___ DATA ___

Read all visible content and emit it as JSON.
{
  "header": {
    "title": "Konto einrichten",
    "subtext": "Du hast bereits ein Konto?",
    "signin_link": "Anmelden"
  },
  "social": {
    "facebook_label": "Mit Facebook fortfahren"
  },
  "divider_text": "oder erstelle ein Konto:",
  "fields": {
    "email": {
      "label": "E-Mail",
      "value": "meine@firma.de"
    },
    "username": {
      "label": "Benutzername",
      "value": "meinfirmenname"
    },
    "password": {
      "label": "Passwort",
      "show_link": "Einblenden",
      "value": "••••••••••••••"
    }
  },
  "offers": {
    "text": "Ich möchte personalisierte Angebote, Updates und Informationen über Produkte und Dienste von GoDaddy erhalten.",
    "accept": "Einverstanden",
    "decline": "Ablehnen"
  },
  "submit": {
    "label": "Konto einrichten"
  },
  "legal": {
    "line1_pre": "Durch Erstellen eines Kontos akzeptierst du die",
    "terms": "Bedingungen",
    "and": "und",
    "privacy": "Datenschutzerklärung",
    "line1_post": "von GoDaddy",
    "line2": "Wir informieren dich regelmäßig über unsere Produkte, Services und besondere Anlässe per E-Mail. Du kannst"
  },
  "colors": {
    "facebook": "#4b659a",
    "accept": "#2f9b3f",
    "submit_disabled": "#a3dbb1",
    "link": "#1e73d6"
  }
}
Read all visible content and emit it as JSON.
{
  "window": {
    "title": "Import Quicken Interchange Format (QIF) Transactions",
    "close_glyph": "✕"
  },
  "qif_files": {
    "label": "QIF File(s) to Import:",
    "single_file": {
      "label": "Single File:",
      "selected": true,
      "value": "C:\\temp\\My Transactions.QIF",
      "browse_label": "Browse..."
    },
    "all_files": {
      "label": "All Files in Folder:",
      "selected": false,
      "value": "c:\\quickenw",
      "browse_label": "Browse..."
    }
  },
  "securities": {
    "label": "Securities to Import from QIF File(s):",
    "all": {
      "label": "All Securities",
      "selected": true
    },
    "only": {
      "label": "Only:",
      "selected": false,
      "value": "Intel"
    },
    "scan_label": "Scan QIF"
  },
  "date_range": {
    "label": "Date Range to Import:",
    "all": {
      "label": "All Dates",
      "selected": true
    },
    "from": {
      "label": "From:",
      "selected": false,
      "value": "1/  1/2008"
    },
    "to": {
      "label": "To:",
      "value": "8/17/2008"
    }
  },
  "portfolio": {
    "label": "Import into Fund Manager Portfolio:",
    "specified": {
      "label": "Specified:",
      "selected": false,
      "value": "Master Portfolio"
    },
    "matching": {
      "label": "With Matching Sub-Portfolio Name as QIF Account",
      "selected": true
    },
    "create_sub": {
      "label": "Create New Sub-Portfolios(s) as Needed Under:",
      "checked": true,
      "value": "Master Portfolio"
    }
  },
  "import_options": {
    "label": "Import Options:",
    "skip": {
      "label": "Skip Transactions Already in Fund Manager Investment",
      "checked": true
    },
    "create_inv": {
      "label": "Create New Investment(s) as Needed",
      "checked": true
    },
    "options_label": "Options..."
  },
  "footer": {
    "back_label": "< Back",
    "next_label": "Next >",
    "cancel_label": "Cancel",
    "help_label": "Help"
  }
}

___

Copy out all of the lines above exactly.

Read all visible content and emit it as JSON.
{
  "header": {
    "title": "Konto einrichten",
    "subtext": "Du hast bereits ein Konto?",
    "signin_link": "Anmelden"
  },
  "social": {
    "facebook_label": "Mit Facebook fortfahren"
  },
  "divider_text": "oder erstelle ein Konto:",
  "fields": {
    "email": {
      "label": "E-Mail",
      "value": "meine@firma.de"
    },
    "username": {
      "label": "Benutzername",
      "value": "meinfirmenname"
    },
    "password": {
      "label": "Passwort",
      "show_link": "Einblenden",
      "value": "••••••••••••••"
    }
  },
  "offers": {
    "text": "Ich möchte personalisierte Angebote, Updates und Informationen über Produkte und Dienste von GoDaddy erhalten.",
    "accept": "Einverstanden",
    "decline": "Ablehnen"
  },
  "submit": {
    "label": "Konto einrichten"
  },
  "legal": {
    "line1_pre": "Durch Erstellen eines Kontos akzeptierst du die",
    "terms": "Bedingungen",
    "and": "und",
    "privacy": "Datenschutzerklärung",
    "line1_post": "von GoDaddy",
    "line2": "Wir informieren dich regelmäßig über unsere Produkte, Services und besondere Anlässe per E-Mail. Du kannst"
  },
  "colors": {
    "facebook": "#4b659a",
    "accept": "#2f9b3f",
    "submit_disabled": "#a3dbb1",
    "link": "#1e73d6"
  }
}
Read all visible content and emit it as JSON.
{
  "window": {
    "title": "Import Quicken Interchange Format (QIF) Transactions",
    "close_glyph": "✕"
  },
  "qif_files": {
    "label": "QIF File(s) to Import:",
    "single_file": {
      "label": "Single File:",
      "selected": true,
      "value": "C:\\temp\\My Transactions.QIF",
      "browse_label": "Browse..."
    },
    "all_files": {
      "label": "All Files in Folder:",
      "selected": false,
      "value": "c:\\quickenw",
      "browse_label": "Browse..."
    }
  },
  "securities": {
    "label": "Securities to Import from QIF File(s):",
    "all": {
      "label": "All Securities",
      "selected": true
    },
    "only": {
      "label": "Only:",
      "selected": false,
      "value": "Intel"
    },
    "scan_label": "Scan QIF"
  },
  "date_range": {
    "label": "Date Range to Import:",
    "all": {
      "label": "All Dates",
      "selected": true
    },
    "from": {
      "label": "From:",
      "selected": false,
      "value": "1/  1/2008"
    },
    "to": {
      "label": "To:",
      "value": "8/17/2008"
    }
  },
  "portfolio": {
    "label": "Import into Fund Manager Portfolio:",
    "specified": {
      "label": "Specified:",
      "selected": false,
      "value": "Master Portfolio"
    },
    "matching": {
      "label": "With Matching Sub-Portfolio Name as QIF Account",
      "selected": true
    },
    "create_sub": {
      "label": "Create New Sub-Portfolios(s) as Needed Under:",
      "checked": true,
      "value": "Master Portfolio"
    }
  },
  "import_options": {
    "label": "Import Options:",
    "skip": {
      "label": "Skip Transactions Already in Fund Manager Investment",
      "checked": true
    },
    "create_inv": {
      "label": "Create New Investment(s) as Needed",
      "checked": true
    },
    "options_label": "Options..."
  },
  "footer": {
    "back_label": "< Back",
    "next_label": "Next >",
    "cancel_label": "Cancel",
    "help_label": "Help"
  }
}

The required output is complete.